To use a savefile from DeSmuME or DraStic, you can either use the Export backup memory feature (for DeSmuME), or open the .dsv save file in a hex editor, remove excess bytes at the end until the size is a power of two, and save with a .sav extension.
To use a savefile from NO$GBA, you will need to feed it to a converter.
The following games may be problematic:
• WarioWare DIY, Jam with the Band: special save memory type, not yet supported in melonDS
• Pokémon Mystery Dungeon - Explorers of Sky: the correct save file size is 128KB. DeSmuME creates a 256KB file; you will need to open it in a hex editor and delete the upper half.
You can save a state at any time by using the keyboard shortcuts: Shift+F1..F8 for slots 1..8, or Shift+F9 to specify your own filename.
Similarly, you can load a saved state with F1..F8 for slots 1..8, or F9 to load any savestate file.
You can use F12 to undo a spurious state load.
Savestates for slots 1..8 are placed alongside the ROM file.
Local multiplayer/download play
You can open two melonDS instances on your computer and have them connect together. Or atleast try, wifi support is still WIP and not guaranteed to work. Disabling the framerate limiter has been found to help getting a stable connection.
By enabling the Bind socket to any address setting, you can try playing over LAN, but don't hold your breath. Nintendo's local multiplayer protocol requires tight timing for a good connection.
You can try connecting more than two melonDS instances together, but it will likely not function correctly.
Online connectivity is achieved by emulating an access point (melonAP) the game can connect to. Past this, there are two methods for forwarding network traffic to the outer world:
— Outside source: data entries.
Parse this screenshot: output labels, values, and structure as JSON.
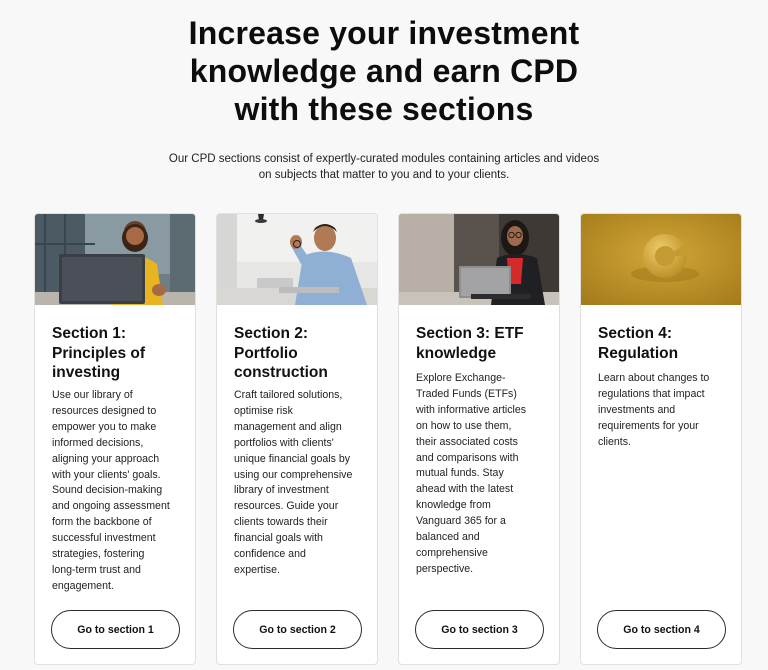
{
  "hero": {
    "title_lines": [
      "Increase your investment",
      "knowledge and earn CPD",
      "with these sections"
    ],
    "subtitle_lines": [
      "Our CPD sections consist of expertly-curated modules containing articles and videos",
      "on subjects that matter to you and to your clients."
    ]
  },
  "cards": [
    {
      "title_lines": [
        "Section 1:",
        "Principles of",
        "investing"
      ],
      "body_lines": [
        "Use our library of",
        "resources designed to",
        "empower you to make",
        "informed decisions,",
        "aligning your approach",
        "with your clients' goals.",
        "Sound decision-making",
        "and ongoing assessment",
        "form the backbone of",
        "successful investment",
        "strategies, fostering",
        "long-term trust and",
        "engagement."
      ],
      "button_label": "Go to section 1",
      "image_alt": "woman-smiling-at-laptop-photo"
    },
    {
      "title_lines": [
        "Section 2:",
        "Portfolio",
        "construction"
      ],
      "body_lines": [
        "Craft tailored solutions,",
        "optimise risk",
        "management and align",
        "portfolios with clients'",
        "unique financial goals by",
        "using our comprehensive",
        "library of investment",
        "resources. Guide your",
        "clients towards their",
        "financial goals with",
        "confidence and",
        "expertise."
      ],
      "button_label": "Go to section 2",
      "image_alt": "man-thinking-at-desk-photo"
    },
    {
      "title_lines": [
        "Section 3: ETF",
        "knowledge"
      ],
      "body_lines": [
        "Explore Exchange-",
        "Traded Funds (ETFs)",
        "with informative articles",
        "on how to use them,",
        "their associated costs",
        "and comparisons with",
        "mutual funds. Stay",
        "ahead with the latest",
        "knowledge from",
        "Vanguard 365 for a",
        "balanced and",
        "comprehensive",
        "perspective."
      ],
      "button_label": "Go to section 3",
      "image_alt": "woman-working-on-laptop-photo"
    },
    {
      "title_lines": [
        "Section 4:",
        "Regulation"
      ],
      "body_lines": [
        "Learn about changes to",
        "regulations that impact",
        "investments and",
        "requirements for your",
        "clients."
      ],
      "button_label": "Go to section 4",
      "image_alt": "golden-abstract-shape-photo"
    }
  ],
  "colors": {
    "page_bg": "#f8f8f8",
    "card_bg": "#ffffff",
    "text": "#111111",
    "section4_gold": "#c89a2a"
  }
}
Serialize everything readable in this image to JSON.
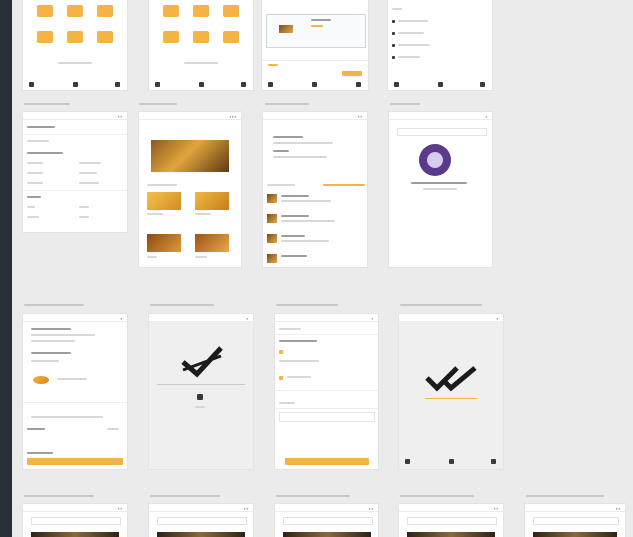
{
  "canvas": {
    "background": "#ebebeb",
    "accent_color": "#f4b342",
    "sidebar_color": "#2b2f36"
  },
  "frames": [
    {
      "id": "r1c1",
      "title": "",
      "icon": "category-grid"
    },
    {
      "id": "r1c2",
      "title": "",
      "icon": "category-grid"
    },
    {
      "id": "r1c3",
      "title": "",
      "icon": "promo-card"
    },
    {
      "id": "r1c4",
      "title": "",
      "icon": "menu-list"
    },
    {
      "id": "r2c1",
      "title": "",
      "icon": "form"
    },
    {
      "id": "r2c2",
      "title": "",
      "icon": "food-grid"
    },
    {
      "id": "r2c3",
      "title": "",
      "icon": "list-thumbs"
    },
    {
      "id": "r2c4",
      "title": "",
      "icon": "empty-cart"
    },
    {
      "id": "r3c1",
      "title": "",
      "icon": "checkout"
    },
    {
      "id": "r3c2",
      "title": "",
      "icon": "success-check"
    },
    {
      "id": "r3c3",
      "title": "",
      "icon": "form-button"
    },
    {
      "id": "r3c4",
      "title": "",
      "icon": "double-check"
    },
    {
      "id": "r4c1",
      "title": "",
      "icon": "screen"
    },
    {
      "id": "r4c2",
      "title": "",
      "icon": "screen"
    },
    {
      "id": "r4c3",
      "title": "",
      "icon": "screen"
    },
    {
      "id": "r4c4",
      "title": "",
      "icon": "screen"
    },
    {
      "id": "r4c5",
      "title": "",
      "icon": "screen"
    }
  ]
}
• Direct mode. This is the best mode, it is straightforward and less likely to break. However, it requires libpcap/winpcap, that your computer be connected to the network via an ethernet connection, and that you run melonDS with administrator/superuser privileges. But if you satisfy all the requirements, you can throw anything at it and it'll work.
• Indirect mode. This tries to use BSD sockets to forward network traffic. It doesn't require anything fancy, but it is more likely to break and is still in alpha stages.
|I am running into an issue / have a feature to suggest|
melonDS is a work in progress, so we are open to requests for new features or bug fixes.
You can post those:
• on the issue tracker on Github
• on the forums
Where do I get ROMs?
We can't help you with this, sorry.
I can't get multiplayer to work
Keep in mind that wifi support is still WIP. Not all games work with it.
Why name it melonDS?
Why not? :D
|Minimum system requirements|
CPU: Intel Pentium II / AMD Athlon X2, 12GHz
GPU: nVidia GeForce 2 / AMD Radeon HD3500 / ZARG X152 / Voodoo 2
5"5 floppy drive
OS: Windows 3.1 or XP / Linux / haiku / 9os / AcmlmOS
PCI-Express or USB 4.1 bus
Keyboard, mouse, cat
Sacrifice goat to Thargos while Jupiter and Pluto are aligned with the Earth
(more seriously, though, just try it out and see how well it runs; if it's too slow, remember there are other emulators you can try)